      restartPolicy: OnFailure

This file essentially says that we want to create 3 copies of the worker container, each should get scheduled onto its own node, and they should until completion. We tell Kubernetes to create this job:

kubectl create -f job.yaml

…And at long last, our script should be running! In the Kubernetes dashboard, go to Workloads > Pods to see a list of your containers.

Note: if your machines only have 1 CPU, I’m not sure how to get Kubernetes to schedule the pods separately onto each machine, since it appears that at least one of them has an additional pod (heapster) that takes enough resources such that a 0.5 CPU request fills up the machine, despite not exceeding the CPU capacity. Using a CPU request less than 0.5 runs the risk of scheduling two onto the same machine. If you know the solution, please let me know.

Sometimes the logs (stdout of the container) show up in the Kubernetes dashboard (haven’t gotten a handle on why/why not), in which case you can click on the link for a pod and view them. If not, you can use the command line interface:

~/Code/gcp-job-queue:master*? λ kubectl get all
jobs/dl-videos   <none>    0            13m

NAME                 READY     STATUS    RESTARTS   AGE
po/dl-videos-b07kn   0/1       Pending   0          13m
po/dl-videos-g4pt2   1/1       Running   0          13m
po/dl-videos-t0xkz   1/1       Running   0          13m
~/Code/gcp-job-queue:master*? λ kubectl logs po/dl-videos-g4pt2 | tail
[download]   3.9% of 6.41MiB at  6.74MiB/s ETA 00:00
[download]   7.8% of 6.41MiB at 10.35MiB/s ETA 00:00
[download]  15.6% of 6.41MiB at 16.89MiB/s ETA 00:00
[download]  19.8% of 40.37MiB at 19.48MiB/s ETA 00:01
[download]  31.2% of 6.41MiB at 17.72MiB/s ETA 00:00
[download]  60.5% of 99.58MiB at  2.56MiB/s ETA 00:15
[download]  62.4% of 6.41MiB at 16.90MiB/s ETA 00:00
[download]  29.7% of 40.37MiB at 19.60MiB/s ETA 00:01
[download] 100.0% of 6.41MiB at 17.24MiB/s ETA 00:00

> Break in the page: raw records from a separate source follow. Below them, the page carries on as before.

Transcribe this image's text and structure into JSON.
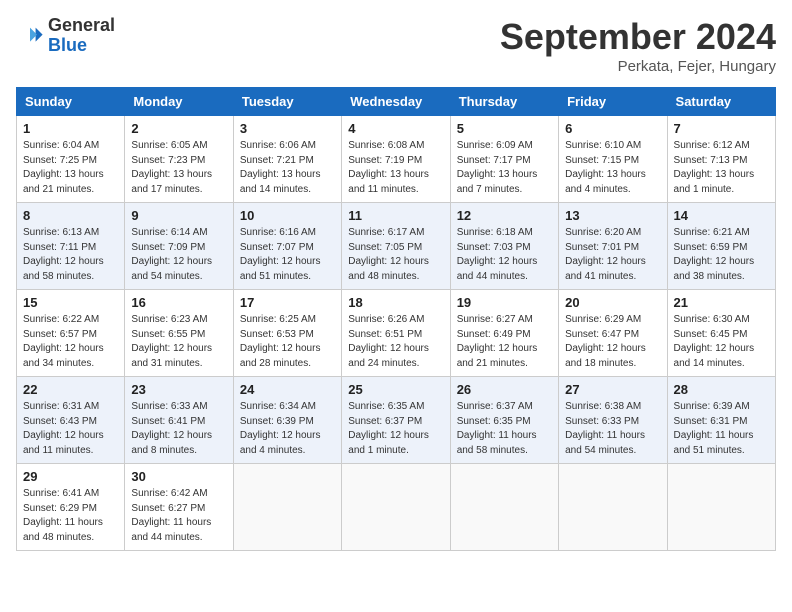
{
  "header": {
    "logo_general": "General",
    "logo_blue": "Blue",
    "month_title": "September 2024",
    "location": "Perkata, Fejer, Hungary"
  },
  "weekdays": [
    "Sunday",
    "Monday",
    "Tuesday",
    "Wednesday",
    "Thursday",
    "Friday",
    "Saturday"
  ],
  "weeks": [
    [
      {
        "day": "1",
        "info": "Sunrise: 6:04 AM\nSunset: 7:25 PM\nDaylight: 13 hours\nand 21 minutes."
      },
      {
        "day": "2",
        "info": "Sunrise: 6:05 AM\nSunset: 7:23 PM\nDaylight: 13 hours\nand 17 minutes."
      },
      {
        "day": "3",
        "info": "Sunrise: 6:06 AM\nSunset: 7:21 PM\nDaylight: 13 hours\nand 14 minutes."
      },
      {
        "day": "4",
        "info": "Sunrise: 6:08 AM\nSunset: 7:19 PM\nDaylight: 13 hours\nand 11 minutes."
      },
      {
        "day": "5",
        "info": "Sunrise: 6:09 AM\nSunset: 7:17 PM\nDaylight: 13 hours\nand 7 minutes."
      },
      {
        "day": "6",
        "info": "Sunrise: 6:10 AM\nSunset: 7:15 PM\nDaylight: 13 hours\nand 4 minutes."
      },
      {
        "day": "7",
        "info": "Sunrise: 6:12 AM\nSunset: 7:13 PM\nDaylight: 13 hours\nand 1 minute."
      }
    ],
    [
      {
        "day": "8",
        "info": "Sunrise: 6:13 AM\nSunset: 7:11 PM\nDaylight: 12 hours\nand 58 minutes."
      },
      {
        "day": "9",
        "info": "Sunrise: 6:14 AM\nSunset: 7:09 PM\nDaylight: 12 hours\nand 54 minutes."
      },
      {
        "day": "10",
        "info": "Sunrise: 6:16 AM\nSunset: 7:07 PM\nDaylight: 12 hours\nand 51 minutes."
      },
      {
        "day": "11",
        "info": "Sunrise: 6:17 AM\nSunset: 7:05 PM\nDaylight: 12 hours\nand 48 minutes."
      },
      {
        "day": "12",
        "info": "Sunrise: 6:18 AM\nSunset: 7:03 PM\nDaylight: 12 hours\nand 44 minutes."
      },
      {
        "day": "13",
        "info": "Sunrise: 6:20 AM\nSunset: 7:01 PM\nDaylight: 12 hours\nand 41 minutes."
      },
      {
        "day": "14",
        "info": "Sunrise: 6:21 AM\nSunset: 6:59 PM\nDaylight: 12 hours\nand 38 minutes."
      }
    ],
    [
      {
        "day": "15",
        "info": "Sunrise: 6:22 AM\nSunset: 6:57 PM\nDaylight: 12 hours\nand 34 minutes."
      },
      {
        "day": "16",
        "info": "Sunrise: 6:23 AM\nSunset: 6:55 PM\nDaylight: 12 hours\nand 31 minutes."
      },
      {
        "day": "17",
        "info": "Sunrise: 6:25 AM\nSunset: 6:53 PM\nDaylight: 12 hours\nand 28 minutes."
      },
      {
        "day": "18",
        "info": "Sunrise: 6:26 AM\nSunset: 6:51 PM\nDaylight: 12 hours\nand 24 minutes."
      },
      {
        "day": "19",
        "info": "Sunrise: 6:27 AM\nSunset: 6:49 PM\nDaylight: 12 hours\nand 21 minutes."
      },
      {
        "day": "20",
        "info": "Sunrise: 6:29 AM\nSunset: 6:47 PM\nDaylight: 12 hours\nand 18 minutes."
      },
      {
        "day": "21",
        "info": "Sunrise: 6:30 AM\nSunset: 6:45 PM\nDaylight: 12 hours\nand 14 minutes."
      }
    ],
    [
      {
        "day": "22",
        "info": "Sunrise: 6:31 AM\nSunset: 6:43 PM\nDaylight: 12 hours\nand 11 minutes."
      },
      {
        "day": "23",
        "info": "Sunrise: 6:33 AM\nSunset: 6:41 PM\nDaylight: 12 hours\nand 8 minutes."
      },
      {
        "day": "24",
        "info": "Sunrise: 6:34 AM\nSunset: 6:39 PM\nDaylight: 12 hours\nand 4 minutes."
      },
      {
        "day": "25",
        "info": "Sunrise: 6:35 AM\nSunset: 6:37 PM\nDaylight: 12 hours\nand 1 minute."
      },
      {
        "day": "26",
        "info": "Sunrise: 6:37 AM\nSunset: 6:35 PM\nDaylight: 11 hours\nand 58 minutes."
      },
      {
        "day": "27",
        "info": "Sunrise: 6:38 AM\nSunset: 6:33 PM\nDaylight: 11 hours\nand 54 minutes."
      },
      {
        "day": "28",
        "info": "Sunrise: 6:39 AM\nSunset: 6:31 PM\nDaylight: 11 hours\nand 51 minutes."
      }
    ],
    [
      {
        "day": "29",
        "info": "Sunrise: 6:41 AM\nSunset: 6:29 PM\nDaylight: 11 hours\nand 48 minutes."
      },
      {
        "day": "30",
        "info": "Sunrise: 6:42 AM\nSunset: 6:27 PM\nDaylight: 11 hours\nand 44 minutes."
      },
      {
        "day": "",
        "info": ""
      },
      {
        "day": "",
        "info": ""
      },
      {
        "day": "",
        "info": ""
      },
      {
        "day": "",
        "info": ""
      },
      {
        "day": "",
        "info": ""
      }
    ]
  ]
}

Once your queue is empty, the workers will finish, the job will exit successfully. Lastly, to access the videos you downloaded, they’ll be sitting in your bucket:

~/Code/gcp-job-queue:master*? λ gsutil ls gs://wc-personal-test/tmp/videos/ | head

And you can copy them to your own machine if you like.

~/Code/gcp-job-queue:master*? λ gsutil cp gs://wc-personal-test/tmp/videos/zsdpslSuhgo.mp4 .
Copying gs://wc-personal-test/tmp/videos/zsdpslSuhgo.mp4...
\ [1 files][ 19.6 MiB/ 19.6 MiB]
Operation completed over 1 objects/19.6 MiB.

That’s it! You’ve successfully parallelized a Python for loop over a cluster of machines using Docker, Kubernetes, and Pub/Sub. And once you’ve gone through the setup the first time, it’s much more painless for subsequent tasks. Also, if you run into any trouble during these steps, please let me know so I can update this tutorial.

  1. I say this, of course, and proceed to write an enormous blog post detailing all the infrastructural challenges of doing it yourself. The irony is not lost on me, I assure you.